I think this is what determines whether privatization is a good thing or a bad. And I feel it is on a case-by-case basis. For the most part, I believe that it can be a very good thing. Many people fear change and I’m not saying that privately-run public libraries are without fault. There’s always room for corruption and the quality of service may waiver, but it is the same for a public sector as well. Should I shun the idea of a privately-run library based on the possibility that it may be a bad thing? Should I completely rule out the idea based on a what if? What if a privately-run library was owned and operated by someone who felt the same way, someone who shares that vision?

I don’t think privatization is the answer for everything, but it is an option that should be considered. Any business can be good business if it’s run properly and sticks to its vision and mission statements. And that applies to both the private sector and public sectors.

Other Sources:
“The Difference Between the Private and Public Sector.” Privacy Sense. Accessed 07 August 2013.
http://www.privacysense.net/difference-between-private-public-sector/

Erikson, Amanda. “Are Privatized Public Libraries So Bad?” The Atlantic Cities. Last modified March 28, 2012.
http://www.theatlanticcities.com/arts-and-lifestyle/2012/03/are-privatized-public-libraries-so-bad/1583/?goback=.gmr_40592.gde_40592_member_263808550.gmr_40592.gde_40592_member_260632557

Hawaii Public Library Systems.
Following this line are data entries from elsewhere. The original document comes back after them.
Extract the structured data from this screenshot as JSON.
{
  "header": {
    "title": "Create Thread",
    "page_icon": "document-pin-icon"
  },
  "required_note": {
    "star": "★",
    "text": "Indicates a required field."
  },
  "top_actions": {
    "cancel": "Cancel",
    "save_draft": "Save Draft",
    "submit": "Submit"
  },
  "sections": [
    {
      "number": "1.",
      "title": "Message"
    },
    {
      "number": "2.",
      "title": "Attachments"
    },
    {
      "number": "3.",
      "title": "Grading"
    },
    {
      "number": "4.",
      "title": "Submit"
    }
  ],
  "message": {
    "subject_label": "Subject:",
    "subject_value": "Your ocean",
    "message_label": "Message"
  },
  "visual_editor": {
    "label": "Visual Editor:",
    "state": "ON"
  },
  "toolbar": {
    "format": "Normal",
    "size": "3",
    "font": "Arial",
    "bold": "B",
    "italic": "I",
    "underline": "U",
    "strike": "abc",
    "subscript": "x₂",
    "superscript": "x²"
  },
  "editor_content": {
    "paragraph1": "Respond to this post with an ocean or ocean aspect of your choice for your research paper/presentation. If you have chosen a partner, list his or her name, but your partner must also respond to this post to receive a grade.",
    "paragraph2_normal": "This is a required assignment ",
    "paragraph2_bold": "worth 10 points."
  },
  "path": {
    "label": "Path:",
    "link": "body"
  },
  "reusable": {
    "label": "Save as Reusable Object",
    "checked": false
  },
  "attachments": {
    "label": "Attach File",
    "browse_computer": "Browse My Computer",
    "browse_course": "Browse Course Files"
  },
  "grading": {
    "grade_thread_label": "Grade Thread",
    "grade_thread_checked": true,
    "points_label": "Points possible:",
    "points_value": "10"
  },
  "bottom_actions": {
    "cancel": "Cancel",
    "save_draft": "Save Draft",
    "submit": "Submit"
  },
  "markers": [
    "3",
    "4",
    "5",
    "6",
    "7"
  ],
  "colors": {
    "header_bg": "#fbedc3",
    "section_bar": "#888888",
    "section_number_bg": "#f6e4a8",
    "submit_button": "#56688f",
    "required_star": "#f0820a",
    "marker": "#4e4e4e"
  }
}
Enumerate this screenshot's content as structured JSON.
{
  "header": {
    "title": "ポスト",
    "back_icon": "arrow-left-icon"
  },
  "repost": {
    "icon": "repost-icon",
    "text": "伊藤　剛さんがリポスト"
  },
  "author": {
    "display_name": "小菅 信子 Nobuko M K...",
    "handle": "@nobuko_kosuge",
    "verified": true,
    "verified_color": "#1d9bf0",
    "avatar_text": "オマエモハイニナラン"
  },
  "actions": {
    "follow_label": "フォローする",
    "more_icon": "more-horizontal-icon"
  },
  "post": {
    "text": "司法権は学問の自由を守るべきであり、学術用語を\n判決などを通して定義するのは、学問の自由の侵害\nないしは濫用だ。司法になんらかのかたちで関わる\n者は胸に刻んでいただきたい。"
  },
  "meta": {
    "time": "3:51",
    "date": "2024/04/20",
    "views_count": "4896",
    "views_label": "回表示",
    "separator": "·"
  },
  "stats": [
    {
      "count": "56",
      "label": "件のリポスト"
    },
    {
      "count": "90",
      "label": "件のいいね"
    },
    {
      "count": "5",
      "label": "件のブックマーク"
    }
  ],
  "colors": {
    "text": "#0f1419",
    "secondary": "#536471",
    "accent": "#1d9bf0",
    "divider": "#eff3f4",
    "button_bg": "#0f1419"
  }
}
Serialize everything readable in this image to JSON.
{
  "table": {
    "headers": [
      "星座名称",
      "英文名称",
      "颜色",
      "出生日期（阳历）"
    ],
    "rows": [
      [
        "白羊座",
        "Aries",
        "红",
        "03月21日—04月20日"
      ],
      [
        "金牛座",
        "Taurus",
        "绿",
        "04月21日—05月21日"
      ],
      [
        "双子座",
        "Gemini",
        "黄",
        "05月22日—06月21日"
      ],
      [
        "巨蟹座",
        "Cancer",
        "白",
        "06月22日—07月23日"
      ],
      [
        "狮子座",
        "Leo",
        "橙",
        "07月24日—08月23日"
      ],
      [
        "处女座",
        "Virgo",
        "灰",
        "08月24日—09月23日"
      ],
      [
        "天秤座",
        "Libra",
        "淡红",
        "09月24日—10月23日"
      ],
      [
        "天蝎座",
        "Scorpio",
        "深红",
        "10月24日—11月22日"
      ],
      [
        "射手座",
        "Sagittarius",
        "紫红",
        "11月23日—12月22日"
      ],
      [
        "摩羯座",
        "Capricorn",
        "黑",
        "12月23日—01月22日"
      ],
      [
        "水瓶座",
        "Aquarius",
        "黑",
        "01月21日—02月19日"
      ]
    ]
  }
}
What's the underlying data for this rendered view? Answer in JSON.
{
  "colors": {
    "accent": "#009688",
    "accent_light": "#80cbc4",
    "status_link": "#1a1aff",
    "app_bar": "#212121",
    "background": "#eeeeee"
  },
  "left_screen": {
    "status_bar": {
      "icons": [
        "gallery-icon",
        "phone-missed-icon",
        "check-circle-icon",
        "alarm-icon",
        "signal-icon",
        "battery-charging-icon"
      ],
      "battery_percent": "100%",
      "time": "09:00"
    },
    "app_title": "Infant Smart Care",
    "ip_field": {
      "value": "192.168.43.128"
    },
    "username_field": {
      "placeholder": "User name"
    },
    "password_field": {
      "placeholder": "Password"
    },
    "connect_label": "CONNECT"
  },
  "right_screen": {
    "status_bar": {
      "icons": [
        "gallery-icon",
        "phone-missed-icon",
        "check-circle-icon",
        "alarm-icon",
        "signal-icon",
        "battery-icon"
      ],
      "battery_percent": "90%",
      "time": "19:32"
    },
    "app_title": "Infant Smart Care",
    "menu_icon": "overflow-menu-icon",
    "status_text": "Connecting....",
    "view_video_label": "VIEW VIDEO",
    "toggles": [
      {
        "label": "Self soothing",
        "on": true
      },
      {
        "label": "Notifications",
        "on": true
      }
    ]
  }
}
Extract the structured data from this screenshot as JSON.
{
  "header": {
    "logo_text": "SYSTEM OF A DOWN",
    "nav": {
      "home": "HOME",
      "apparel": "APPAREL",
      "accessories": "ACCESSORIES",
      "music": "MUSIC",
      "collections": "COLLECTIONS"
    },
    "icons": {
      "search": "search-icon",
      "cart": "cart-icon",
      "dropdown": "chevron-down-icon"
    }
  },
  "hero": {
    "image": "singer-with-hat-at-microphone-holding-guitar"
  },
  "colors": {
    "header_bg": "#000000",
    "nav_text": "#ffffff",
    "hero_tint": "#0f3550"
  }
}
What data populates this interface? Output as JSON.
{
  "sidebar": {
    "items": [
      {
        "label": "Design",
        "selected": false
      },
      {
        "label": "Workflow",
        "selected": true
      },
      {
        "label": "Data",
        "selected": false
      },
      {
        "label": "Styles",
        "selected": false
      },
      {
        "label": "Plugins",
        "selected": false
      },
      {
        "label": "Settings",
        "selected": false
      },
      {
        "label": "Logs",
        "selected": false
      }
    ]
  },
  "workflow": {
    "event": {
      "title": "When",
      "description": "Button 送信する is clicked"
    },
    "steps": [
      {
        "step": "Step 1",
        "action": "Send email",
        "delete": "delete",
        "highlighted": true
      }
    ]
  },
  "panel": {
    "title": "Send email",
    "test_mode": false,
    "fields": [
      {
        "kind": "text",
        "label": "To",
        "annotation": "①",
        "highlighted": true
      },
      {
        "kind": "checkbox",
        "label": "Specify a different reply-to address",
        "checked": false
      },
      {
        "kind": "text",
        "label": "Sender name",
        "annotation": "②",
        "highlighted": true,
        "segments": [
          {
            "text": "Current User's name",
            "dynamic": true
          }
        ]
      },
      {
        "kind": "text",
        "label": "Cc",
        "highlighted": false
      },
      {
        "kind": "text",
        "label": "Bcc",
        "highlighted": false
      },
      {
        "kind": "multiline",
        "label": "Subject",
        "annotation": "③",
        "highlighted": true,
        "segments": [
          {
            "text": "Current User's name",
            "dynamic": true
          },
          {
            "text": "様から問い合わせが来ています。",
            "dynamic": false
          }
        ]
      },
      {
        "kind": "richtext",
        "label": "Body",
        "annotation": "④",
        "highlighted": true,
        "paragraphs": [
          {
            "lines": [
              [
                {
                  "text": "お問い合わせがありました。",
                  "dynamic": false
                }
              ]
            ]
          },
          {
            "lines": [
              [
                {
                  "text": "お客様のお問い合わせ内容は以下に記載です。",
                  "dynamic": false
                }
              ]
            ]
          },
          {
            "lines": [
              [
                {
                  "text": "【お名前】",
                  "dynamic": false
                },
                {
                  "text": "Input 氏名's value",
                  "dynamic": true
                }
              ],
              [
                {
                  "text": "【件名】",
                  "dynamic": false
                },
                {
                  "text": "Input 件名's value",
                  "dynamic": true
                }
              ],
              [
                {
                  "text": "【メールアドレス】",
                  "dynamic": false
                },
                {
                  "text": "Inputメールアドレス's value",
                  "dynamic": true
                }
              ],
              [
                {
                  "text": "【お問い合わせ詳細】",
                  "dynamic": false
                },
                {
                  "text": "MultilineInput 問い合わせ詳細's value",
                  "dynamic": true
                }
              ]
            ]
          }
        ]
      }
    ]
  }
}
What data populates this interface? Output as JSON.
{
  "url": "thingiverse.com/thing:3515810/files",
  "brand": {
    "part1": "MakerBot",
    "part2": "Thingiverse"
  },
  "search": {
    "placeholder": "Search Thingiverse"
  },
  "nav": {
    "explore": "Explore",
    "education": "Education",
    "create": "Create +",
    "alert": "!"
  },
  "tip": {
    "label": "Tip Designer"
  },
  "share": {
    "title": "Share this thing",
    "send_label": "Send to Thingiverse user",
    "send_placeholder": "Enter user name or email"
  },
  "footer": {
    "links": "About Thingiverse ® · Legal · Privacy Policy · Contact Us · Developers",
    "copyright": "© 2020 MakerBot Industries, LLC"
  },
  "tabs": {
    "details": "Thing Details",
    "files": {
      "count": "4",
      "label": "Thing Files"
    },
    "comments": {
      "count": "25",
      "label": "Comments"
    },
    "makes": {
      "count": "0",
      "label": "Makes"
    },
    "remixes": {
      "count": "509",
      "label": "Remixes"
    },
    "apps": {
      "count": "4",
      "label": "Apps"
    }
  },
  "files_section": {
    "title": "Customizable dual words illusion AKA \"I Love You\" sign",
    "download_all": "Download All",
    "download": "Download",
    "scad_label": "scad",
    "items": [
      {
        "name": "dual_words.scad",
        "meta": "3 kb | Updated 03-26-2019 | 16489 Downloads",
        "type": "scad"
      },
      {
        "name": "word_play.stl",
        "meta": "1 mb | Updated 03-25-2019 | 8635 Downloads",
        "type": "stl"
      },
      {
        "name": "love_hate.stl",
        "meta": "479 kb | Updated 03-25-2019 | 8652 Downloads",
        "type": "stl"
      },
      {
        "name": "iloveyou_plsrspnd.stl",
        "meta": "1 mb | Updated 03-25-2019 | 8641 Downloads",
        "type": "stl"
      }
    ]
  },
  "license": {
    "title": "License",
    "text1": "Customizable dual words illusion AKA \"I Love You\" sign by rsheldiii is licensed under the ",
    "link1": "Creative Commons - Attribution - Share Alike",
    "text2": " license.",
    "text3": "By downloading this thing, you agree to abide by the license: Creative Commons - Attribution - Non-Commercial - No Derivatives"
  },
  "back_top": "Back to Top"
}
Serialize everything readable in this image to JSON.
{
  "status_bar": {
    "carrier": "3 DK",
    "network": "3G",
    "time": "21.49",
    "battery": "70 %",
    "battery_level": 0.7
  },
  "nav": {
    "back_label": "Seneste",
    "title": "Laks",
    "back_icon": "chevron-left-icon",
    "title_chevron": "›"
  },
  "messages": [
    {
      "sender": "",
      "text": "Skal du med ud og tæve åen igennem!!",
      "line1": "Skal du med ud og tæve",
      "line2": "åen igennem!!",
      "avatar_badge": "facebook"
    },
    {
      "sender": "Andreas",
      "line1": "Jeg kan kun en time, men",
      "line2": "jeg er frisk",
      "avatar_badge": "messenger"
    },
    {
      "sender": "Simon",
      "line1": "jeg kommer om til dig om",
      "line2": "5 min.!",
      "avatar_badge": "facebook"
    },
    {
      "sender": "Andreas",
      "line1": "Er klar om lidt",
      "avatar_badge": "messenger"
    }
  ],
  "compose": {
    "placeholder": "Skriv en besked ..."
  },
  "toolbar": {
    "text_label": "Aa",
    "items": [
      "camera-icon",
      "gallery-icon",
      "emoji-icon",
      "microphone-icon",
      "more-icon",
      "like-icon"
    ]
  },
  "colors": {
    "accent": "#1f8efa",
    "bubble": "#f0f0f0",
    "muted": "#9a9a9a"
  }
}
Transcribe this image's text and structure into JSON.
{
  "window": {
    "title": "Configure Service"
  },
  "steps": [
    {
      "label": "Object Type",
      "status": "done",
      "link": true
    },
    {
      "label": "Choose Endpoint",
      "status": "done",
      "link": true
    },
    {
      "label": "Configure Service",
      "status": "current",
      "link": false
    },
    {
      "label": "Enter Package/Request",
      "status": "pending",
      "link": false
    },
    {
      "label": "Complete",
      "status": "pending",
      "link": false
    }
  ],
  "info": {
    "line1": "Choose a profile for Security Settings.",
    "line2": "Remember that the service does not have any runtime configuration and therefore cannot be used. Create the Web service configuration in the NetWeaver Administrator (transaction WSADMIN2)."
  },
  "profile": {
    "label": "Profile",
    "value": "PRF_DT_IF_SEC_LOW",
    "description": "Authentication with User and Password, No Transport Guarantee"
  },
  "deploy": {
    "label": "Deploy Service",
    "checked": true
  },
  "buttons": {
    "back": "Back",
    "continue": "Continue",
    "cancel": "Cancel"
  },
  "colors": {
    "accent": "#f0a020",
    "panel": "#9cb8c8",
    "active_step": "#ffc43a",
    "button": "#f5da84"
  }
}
Accessed 07 August 2013. http://librarieshawaii.org

“Outsourcing and Privatization.” American Library Association. Accessed 07 August 2013.
http://www.ala.org/tools/outsourcing